WHAT THE EXERCISE ASKS: The records below need to be copied in full. Match them exactly.

Dataset rows describing interfaces:
+--

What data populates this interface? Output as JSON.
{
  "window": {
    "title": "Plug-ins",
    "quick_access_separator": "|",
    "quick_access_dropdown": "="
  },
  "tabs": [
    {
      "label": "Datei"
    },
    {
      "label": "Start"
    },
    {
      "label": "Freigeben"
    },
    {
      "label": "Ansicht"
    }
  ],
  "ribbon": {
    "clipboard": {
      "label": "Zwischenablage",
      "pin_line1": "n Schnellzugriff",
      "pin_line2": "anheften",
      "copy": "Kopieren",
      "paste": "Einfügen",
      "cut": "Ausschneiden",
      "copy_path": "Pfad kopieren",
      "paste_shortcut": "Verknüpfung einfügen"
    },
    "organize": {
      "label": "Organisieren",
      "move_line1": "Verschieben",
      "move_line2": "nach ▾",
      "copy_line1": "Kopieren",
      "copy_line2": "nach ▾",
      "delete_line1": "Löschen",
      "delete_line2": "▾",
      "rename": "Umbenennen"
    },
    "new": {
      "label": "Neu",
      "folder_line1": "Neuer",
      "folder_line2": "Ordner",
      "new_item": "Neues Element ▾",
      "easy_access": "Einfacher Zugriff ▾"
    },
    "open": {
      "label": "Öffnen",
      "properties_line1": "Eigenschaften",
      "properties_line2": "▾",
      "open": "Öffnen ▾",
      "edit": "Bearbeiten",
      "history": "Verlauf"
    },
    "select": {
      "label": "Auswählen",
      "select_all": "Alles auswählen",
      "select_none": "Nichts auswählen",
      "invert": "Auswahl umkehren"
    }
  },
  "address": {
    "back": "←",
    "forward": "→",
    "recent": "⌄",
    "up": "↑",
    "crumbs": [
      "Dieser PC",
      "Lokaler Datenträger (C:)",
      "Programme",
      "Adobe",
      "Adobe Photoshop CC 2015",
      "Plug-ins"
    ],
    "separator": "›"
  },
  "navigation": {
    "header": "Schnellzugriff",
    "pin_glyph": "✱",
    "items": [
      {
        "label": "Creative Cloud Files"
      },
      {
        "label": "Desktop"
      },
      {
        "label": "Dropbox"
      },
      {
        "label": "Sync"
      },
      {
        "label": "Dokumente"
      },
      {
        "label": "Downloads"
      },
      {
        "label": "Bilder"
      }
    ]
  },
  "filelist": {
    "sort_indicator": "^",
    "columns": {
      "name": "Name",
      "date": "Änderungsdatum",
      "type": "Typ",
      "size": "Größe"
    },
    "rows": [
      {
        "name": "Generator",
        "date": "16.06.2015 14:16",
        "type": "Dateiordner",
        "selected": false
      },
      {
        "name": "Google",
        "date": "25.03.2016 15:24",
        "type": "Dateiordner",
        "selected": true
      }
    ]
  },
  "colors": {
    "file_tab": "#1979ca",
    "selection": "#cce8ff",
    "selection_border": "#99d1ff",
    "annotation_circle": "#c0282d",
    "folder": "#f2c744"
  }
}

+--

RESULT OF THIS EXERCISE:
What data populates this interface? Output as JSON.
{
  "window": {
    "title": "Plug-ins",
    "quick_access_separator": "|",
    "quick_access_dropdown": "="
  },
  "tabs": [
    {
      "label": "Datei"
    },
    {
      "label": "Start"
    },
    {
      "label": "Freigeben"
    },
    {
      "label": "Ansicht"
    }
  ],
  "ribbon": {
    "clipboard": {
      "label": "Zwischenablage",
      "pin_line1": "n Schnellzugriff",
      "pin_line2": "anheften",
      "copy": "Kopieren",
      "paste": "Einfügen",
      "cut": "Ausschneiden",
      "copy_path": "Pfad kopieren",
      "paste_shortcut": "Verknüpfung einfügen"
    },
    "organize": {
      "label": "Organisieren",
      "move_line1": "Verschieben",
      "move_line2": "nach ▾",
      "copy_line1": "Kopieren",
      "copy_line2": "nach ▾",
      "delete_line1": "Löschen",
      "delete_line2": "▾",
      "rename": "Umbenennen"
    },
    "new": {
      "label": "Neu",
      "folder_line1": "Neuer",
      "folder_line2": "Ordner",
      "new_item": "Neues Element ▾",
      "easy_access": "Einfacher Zugriff ▾"
    },
    "open": {
      "label": "Öffnen",
      "properties_line1": "Eigenschaften",
      "properties_line2": "▾",
      "open": "Öffnen ▾",
      "edit": "Bearbeiten",
      "history": "Verlauf"
    },
    "select": {
      "label": "Auswählen",
      "select_all": "Alles auswählen",
      "select_none": "Nichts auswählen",
      "invert": "Auswahl umkehren"
    }
  },
  "address": {
    "back": "←",
    "forward": "→",
    "recent": "⌄",
    "up": "↑",
    "crumbs": [
      "Dieser PC",
      "Lokaler Datenträger (C:)",
      "Programme",
      "Adobe",
      "Adobe Photoshop CC 2015",
      "Plug-ins"
    ],
    "separator": "›"
  },
  "navigation": {
    "header": "Schnellzugriff",
    "pin_glyph": "✱",
    "items": [
      {
        "label": "Creative Cloud Files"
      },
      {
        "label": "Desktop"
      },
      {
        "label": "Dropbox"
      },
      {
        "label": "Sync"
      },
      {
        "label": "Dokumente"
      },
      {
        "label": "Downloads"
      },
      {
        "label": "Bilder"
      }
    ]
  },
  "filelist": {
    "sort_indicator": "^",
    "columns": {
      "name": "Name",
      "date": "Änderungsdatum",
      "type": "Typ",
      "size": "Größe"
    },
    "rows": [
      {
        "name": "Generator",
        "date": "16.06.2015 14:16",
        "type": "Dateiordner",
        "selected": false
      },
      {
        "name": "Google",
        "date": "25.03.2016 15:24",
        "type": "Dateiordner",
        "selected": true
      }
    ]
  },
  "colors": {
    "file_tab": "#1979ca",
    "selection": "#cce8ff",
    "selection_border": "#99d1ff",
    "annotation_circle": "#c0282d",
    "folder": "#f2c744"
  }
}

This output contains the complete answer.